Never underestimate the benefits of a wide, flared-out dirt drop. Especially for off-road riding. While 655mm might sound like a MTB bar width, all that leverage in a shallow drop can add just the right amount of control to your MTB, cross or all-road bike.
Soma’s new Gator Bar looks like a beast! Check out more at the Soma blog and see the specs below.
Scott from Porcelain Rocket has been developing a bag that seamlessly integrates with the Jones Loop bar. I love seeing creative ways to literally make use of every square inch of space on a bikepacking rig.
More to come from Porcelain Rocket. See more at the Porcelain Rocket Flickr.
Nitto has been making handlebars for a very long time. To give you some perspective, back in the ’80s, there were dozens of handlebar manufacturers, then Taiwanese factories shut down all but one: Nitto.
Over the past few years, the Japanese handlebar manufacturer has lent American framebuilders a hand. Sycip cycles, being one of the more recent ones.
Now in stock, at Sycip’s online shop are the heat-treated aluminum JJ Bars and the CroMo steel JB bars. Both come in black or silver and are in stock now at Sycip.

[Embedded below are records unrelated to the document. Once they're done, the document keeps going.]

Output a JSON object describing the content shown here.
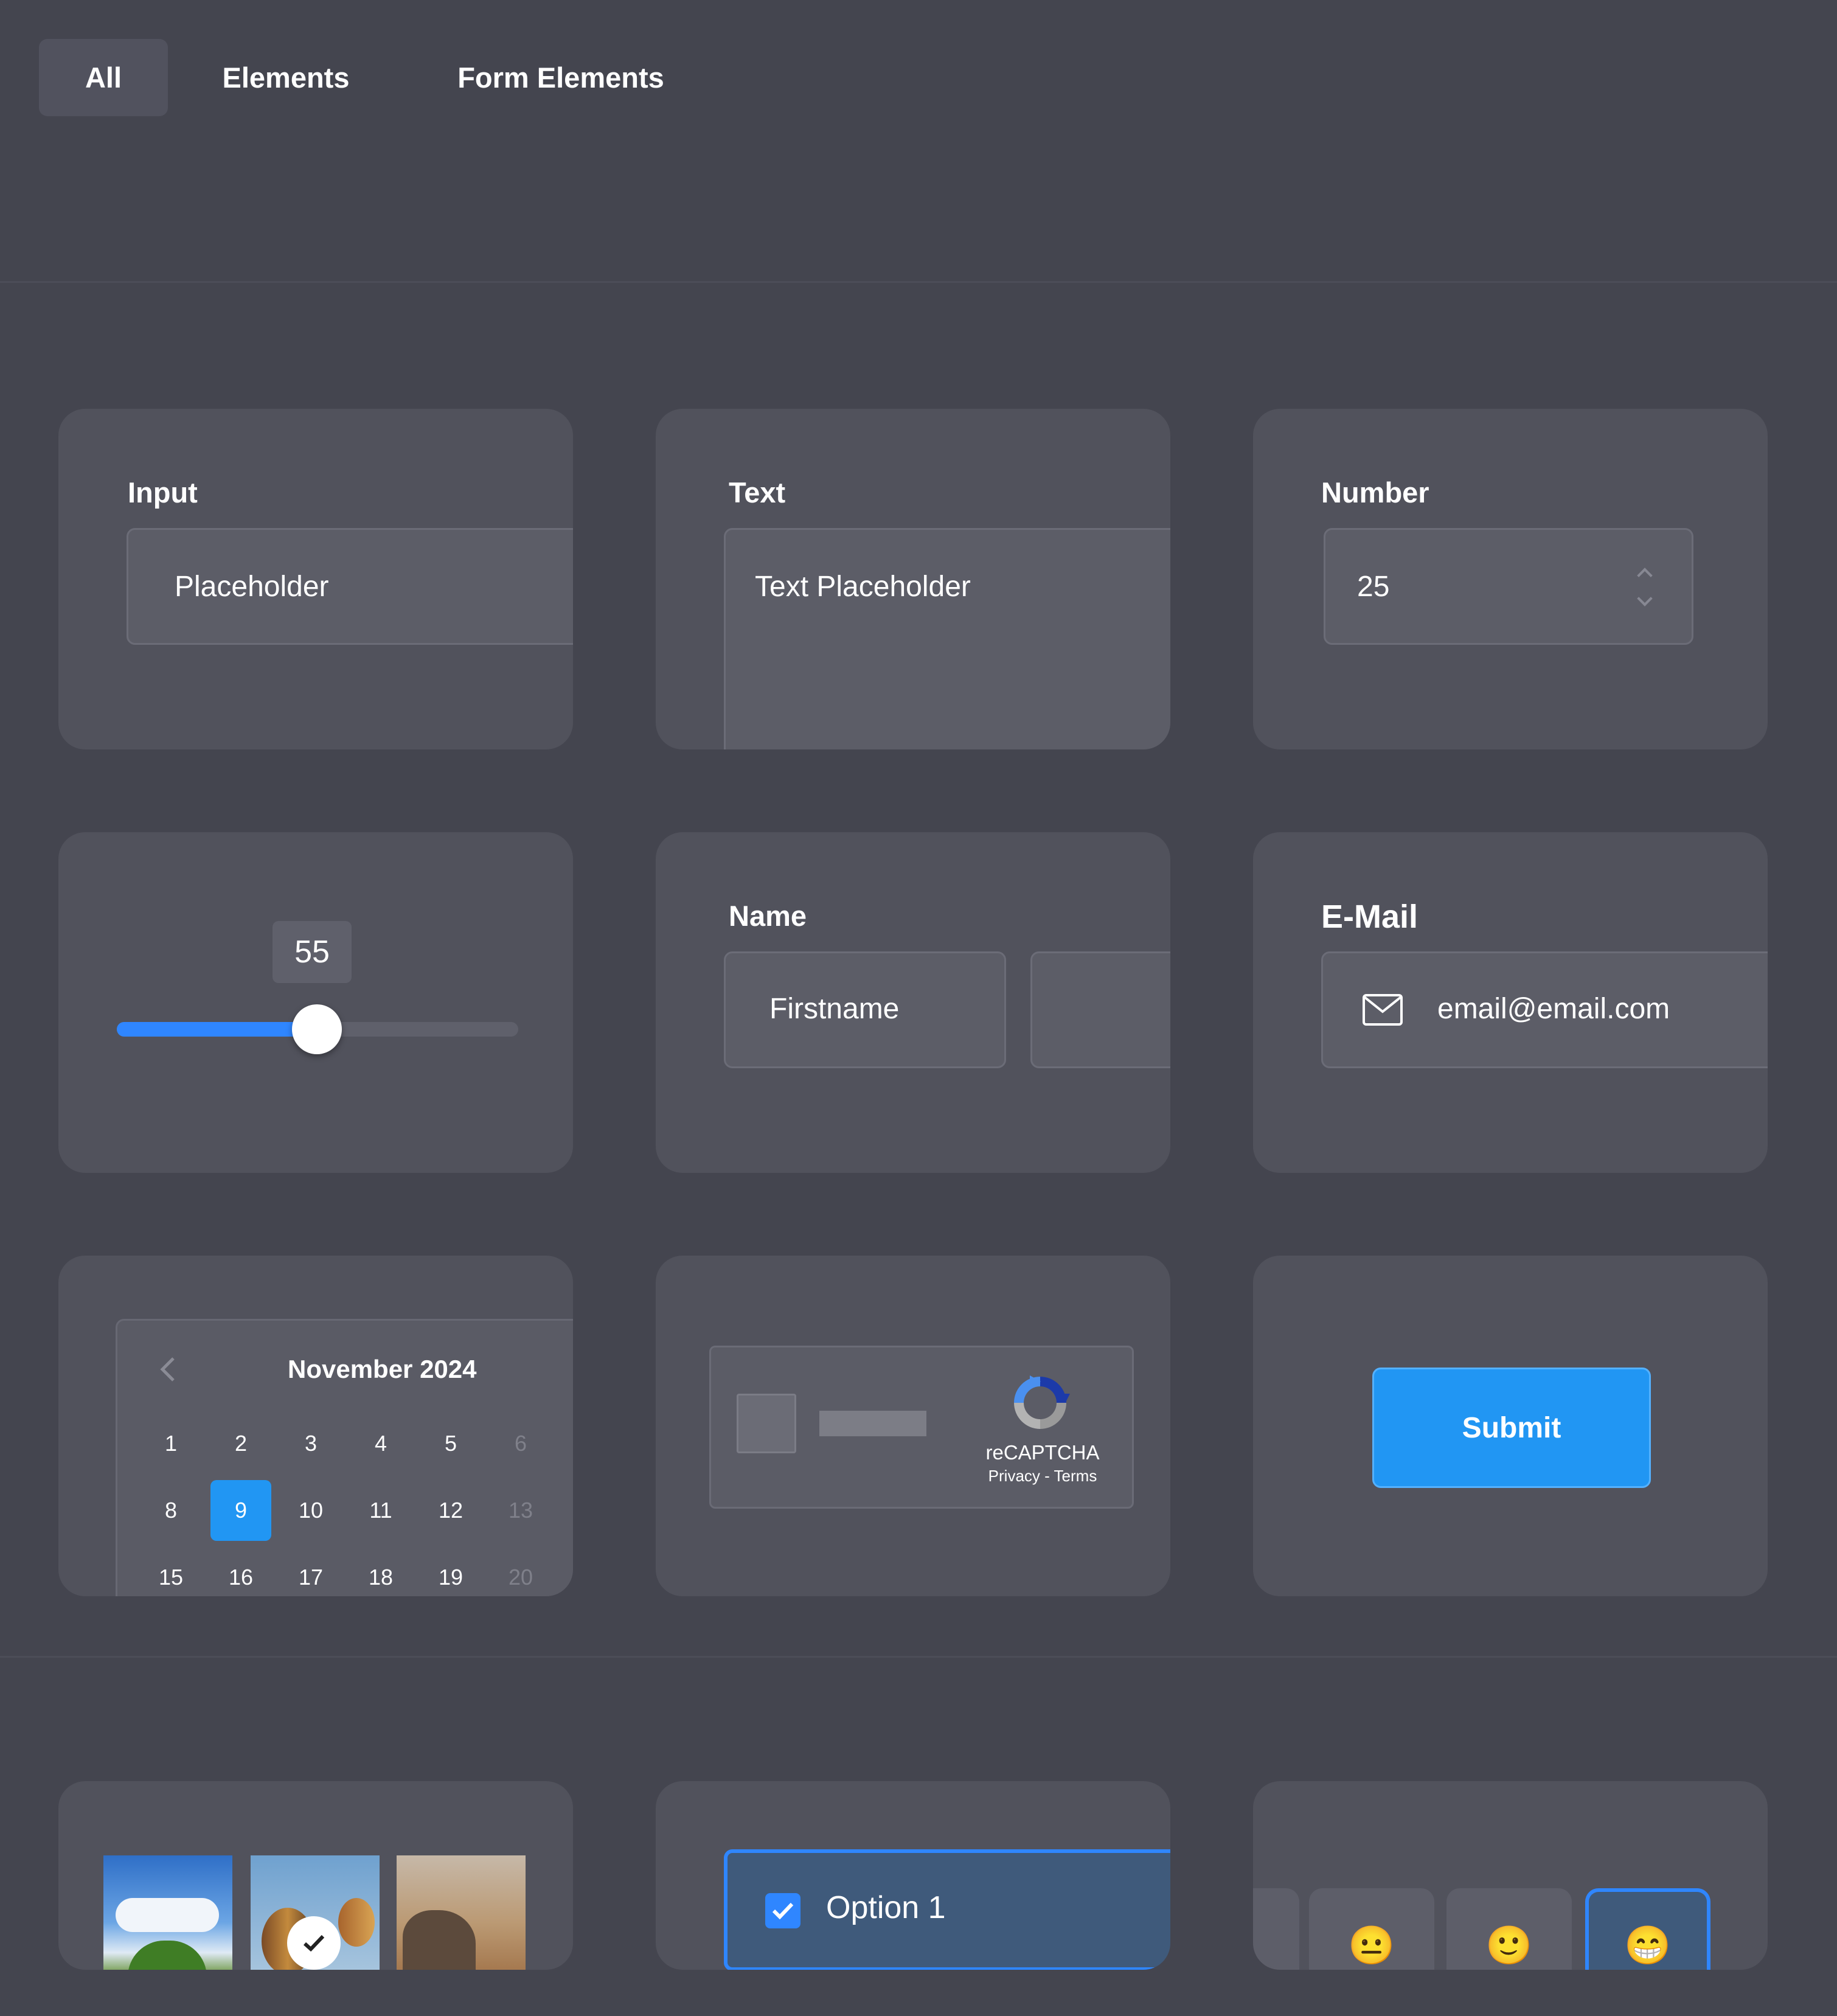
{
  "tabs": [
    {
      "label": "All",
      "active": true
    },
    {
      "label": "Elements",
      "active": false
    },
    {
      "label": "Form Elements",
      "active": false
    }
  ],
  "input_card": {
    "label": "Input",
    "placeholder": "Placeholder"
  },
  "text_card": {
    "label": "Text",
    "placeholder": "Text Placeholder"
  },
  "number_card": {
    "label": "Number",
    "value": "25"
  },
  "slider_card": {
    "value": "55",
    "fraction": 0.55
  },
  "name_card": {
    "label": "Name",
    "first_placeholder": "Firstname"
  },
  "email_card": {
    "label": "E-Mail",
    "placeholder": "email@email.com",
    "icon": "envelope-icon"
  },
  "calendar_card": {
    "month": "November 2024",
    "selected": "9",
    "rows": [
      [
        "1",
        "2",
        "3",
        "4",
        "5",
        "6"
      ],
      [
        "8",
        "9",
        "10",
        "11",
        "12",
        "13"
      ],
      [
        "15",
        "16",
        "17",
        "18",
        "19",
        "20"
      ]
    ]
  },
  "captcha_card": {
    "brand": "reCAPTCHA",
    "links": "Privacy - Terms"
  },
  "submit_card": {
    "label": "Submit"
  },
  "image_select_card": {
    "images": [
      "sky-tree-image",
      "hot-air-balloon-image",
      "desert-rock-image"
    ],
    "selected_index": 1
  },
  "option_card": {
    "label": "Option 1",
    "checked": true
  },
  "rating_card": {
    "emojis": [
      "😐",
      "🙂",
      "😁"
    ],
    "selected_index": 2
  },
  "colors": {
    "accent": "#2196f3",
    "bg": "#44454f",
    "card": "#51525c",
    "field": "#5c5d67"
  }
}
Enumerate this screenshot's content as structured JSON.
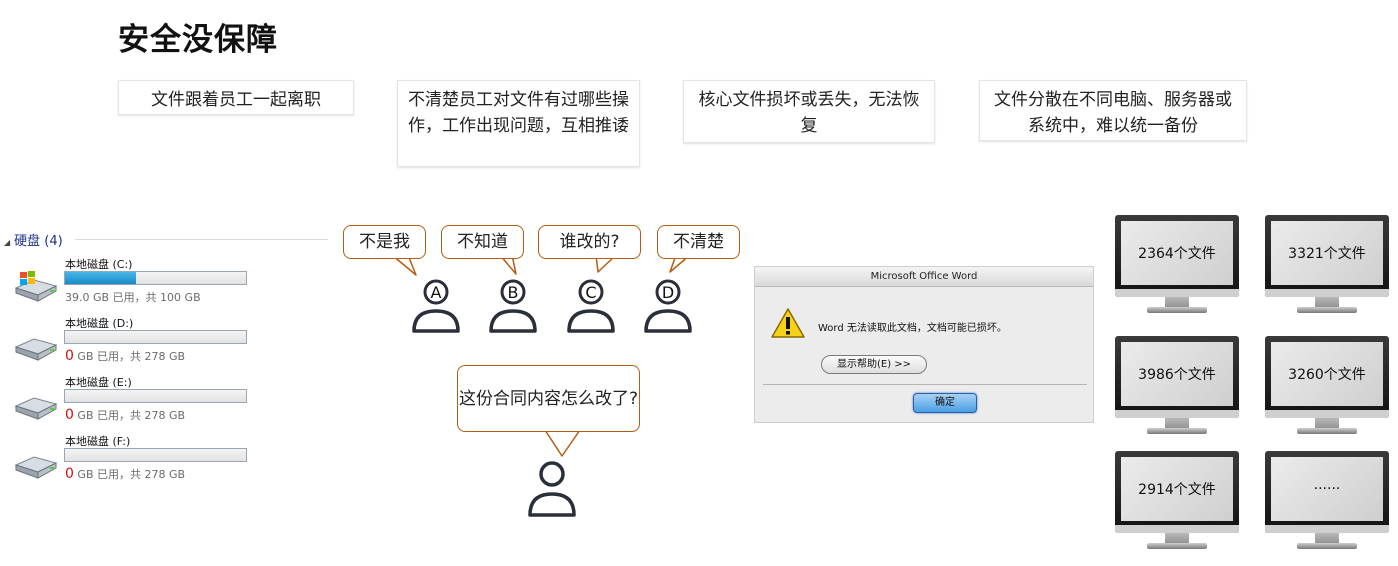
{
  "title": "安全没保障",
  "cards": [
    "文件跟着员工一起离职",
    "不清楚员工对文件有过哪些操作，工作出现问题，互相推诿",
    "核心文件损坏或丢失，无法恢复",
    "文件分散在不同电脑、服务器或系统中，难以统一备份"
  ],
  "drives": {
    "header": "硬盘 (4)",
    "items": [
      {
        "name": "本地磁盘 (C:)",
        "used_pct": 39,
        "used_label": "39.0",
        "info": " GB 已用，共 100 GB",
        "red": false
      },
      {
        "name": "本地磁盘 (D:)",
        "used_pct": 0,
        "used_label": "0",
        "info": " GB 已用，共 278 GB",
        "red": true
      },
      {
        "name": "本地磁盘 (E:)",
        "used_pct": 0,
        "used_label": "0",
        "info": " GB 已用，共 278 GB",
        "red": true
      },
      {
        "name": "本地磁盘 (F:)",
        "used_pct": 0,
        "used_label": "0",
        "info": " GB 已用，共 278 GB",
        "red": true
      }
    ]
  },
  "people": {
    "bubbles": [
      "不是我",
      "不知道",
      "谁改的?",
      "不清楚"
    ],
    "labels": [
      "A",
      "B",
      "C",
      "D"
    ],
    "boss_bubble": "这份合同内容怎么改了?"
  },
  "dialog": {
    "title": "Microsoft Office Word",
    "message": "Word 无法读取此文档，文档可能已损坏。",
    "help_button": "显示帮助(E) >>",
    "ok_button": "确定"
  },
  "monitors": [
    "2364个文件",
    "3321个文件",
    "3986个文件",
    "3260个文件",
    "2914个文件",
    "······"
  ],
  "colors": {
    "bubble_border": "#b65d13",
    "person_stroke": "#2b2f3a"
  }
}
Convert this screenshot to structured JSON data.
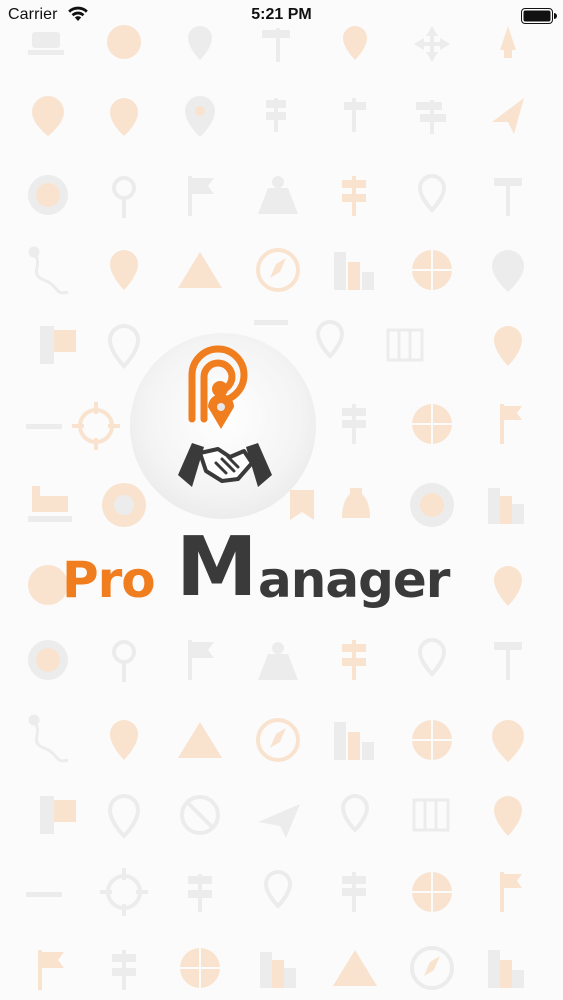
{
  "status_bar": {
    "carrier": "Carrier",
    "time": "5:21 PM",
    "wifi_icon": "wifi-icon",
    "battery_icon": "battery-icon"
  },
  "splash": {
    "brand_pro": "Pro",
    "brand_m": "M",
    "brand_rest": "anager",
    "logo_icon": "handshake-pin-logo",
    "background_icons": "map-navigation-icons"
  },
  "colors": {
    "orange": "#f07d1e",
    "dark_gray": "#3a3a3a",
    "pattern_orange": "#f9e3cf",
    "pattern_gray": "#ebebeb"
  }
}
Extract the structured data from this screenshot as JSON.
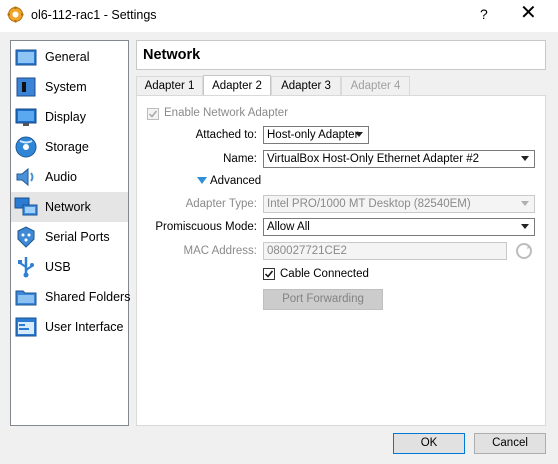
{
  "window": {
    "title": "ol6-112-rac1 - Settings",
    "help_label": "?",
    "close_label": "✕"
  },
  "sidebar": {
    "items": [
      {
        "label": "General",
        "icon": "general-icon"
      },
      {
        "label": "System",
        "icon": "system-icon"
      },
      {
        "label": "Display",
        "icon": "display-icon"
      },
      {
        "label": "Storage",
        "icon": "storage-icon"
      },
      {
        "label": "Audio",
        "icon": "audio-icon"
      },
      {
        "label": "Network",
        "icon": "network-icon",
        "selected": true
      },
      {
        "label": "Serial Ports",
        "icon": "serial-ports-icon"
      },
      {
        "label": "USB",
        "icon": "usb-icon"
      },
      {
        "label": "Shared Folders",
        "icon": "shared-folders-icon"
      },
      {
        "label": "User Interface",
        "icon": "user-interface-icon"
      }
    ]
  },
  "page": {
    "title": "Network"
  },
  "tabs": [
    {
      "label": "Adapter 1"
    },
    {
      "label": "Adapter 2",
      "active": true
    },
    {
      "label": "Adapter 3"
    },
    {
      "label": "Adapter 4",
      "disabled": true
    }
  ],
  "form": {
    "enable_label": "Enable Network Adapter",
    "attached_label": "Attached to:",
    "attached_value": "Host-only Adapter",
    "name_label": "Name:",
    "name_value": "VirtualBox Host-Only Ethernet Adapter #2",
    "advanced_label": "Advanced",
    "adapter_type_label": "Adapter Type:",
    "adapter_type_value": "Intel PRO/1000 MT Desktop (82540EM)",
    "promiscuous_label": "Promiscuous Mode:",
    "promiscuous_value": "Allow All",
    "mac_label": "MAC Address:",
    "mac_value": "080027721CE2",
    "cable_label": "Cable Connected",
    "port_forwarding_label": "Port Forwarding"
  },
  "footer": {
    "ok_label": "OK",
    "cancel_label": "Cancel"
  },
  "colors": {
    "accent": "#0078d7",
    "selected_item": "#e5e5e5",
    "advanced_arrow": "#2f8fd8"
  }
}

This classic shape is often rendered in steel and is not the lightest option for a modern day race machine. For those looking for a classic Ritchey look for the XC bike, look no further. 35 years since it was first introduced to the MTB world, the Bullmoose returns. Just as stylish, but a little lighter…
The Ritchey WCS Bullboose features a 9 degree sweep with a 6 degree angle, weighs in at 280 grams for the 80mm and comes in three sizes: 70x720mm, 80x730mm and 90, 100 & 110x740mm. Retail is set at $299.95.
Mash and Cinelli continue their collaboration lineup with these ergo, 70mm reach, shallow drop bars, perfect for street track , CX or road bikes. No cable recesses means they’ll look great on a track bike! Pick up a pair at Mash.
SKYLMT has a few new products for sale in their shop. Their tees are restocked and the long-awaited Steven Jensen bars. These 4.8″ black bars have a 12º backsweep and a 4º upsweep, coming in at 29″ wide. See more information at SKYLMT.
No way. Personally, camouflage on your bike, or your person is just like any accent: use it sparingly. Case in point is this Swamp Things custom-painted 3T cockpit from Starfuckers. Granted, I’d like to see something like this on an all-black bike, but the intended ride ain’t bad either.
If my new touring bike was going to use a 25.4 clamp, these would be the bars I’d be buying. The Nitto B-105 have a great bend and now, Ben’s has the exclusive on the black ano. Blackened like my Germanic thrash metal and of course, my soul. Scoop here.
When the team at Budnitz Bicycles emailed me, asking if I wanted to try out one of their single speed, belt-drive bikes, I respectfully declined, prompting them to offer up their titanium bars and seatpost instead. I’ll be honest, I was pretty amped on how my Icarus looked with those Ritchey drops and there was absolutely nothing wrong with my Thomson post but I decided to give them a try anyway. It’s been a few weeks of riding them, so what’s my consensus?
Honestly, the feel of the bars is distinguishable from an aluminum bar’s stiffness but it’s not blatantly obvious. It takes a few rides to feel it. What makes these most appealing is the shape, perfect for a bike like this: not too racy but not upright like many cruiser or porteur bars. The finish is nice and the bend is elegant. I never was a fan of straight, flat bars. As for the post? I can’t really feel any difference. The clamp is a bit cumbersome but once you set it up, makes a lot of sense. And I really like the simplicity of the design.
Overall, a $170 Ti bar and $150 seat post is out of most of our price ranges but when compared to high-end carbon bars and posts, it’s not that bad, especially if you prefer the feel over carbon. Or in my case, the low-lustre finish. The Budnitz Bicycles Ti Bars and Seatpost definitely changed the look and feel of my Icarus. Only time will tell for how long. Check out some photos in the Gallery.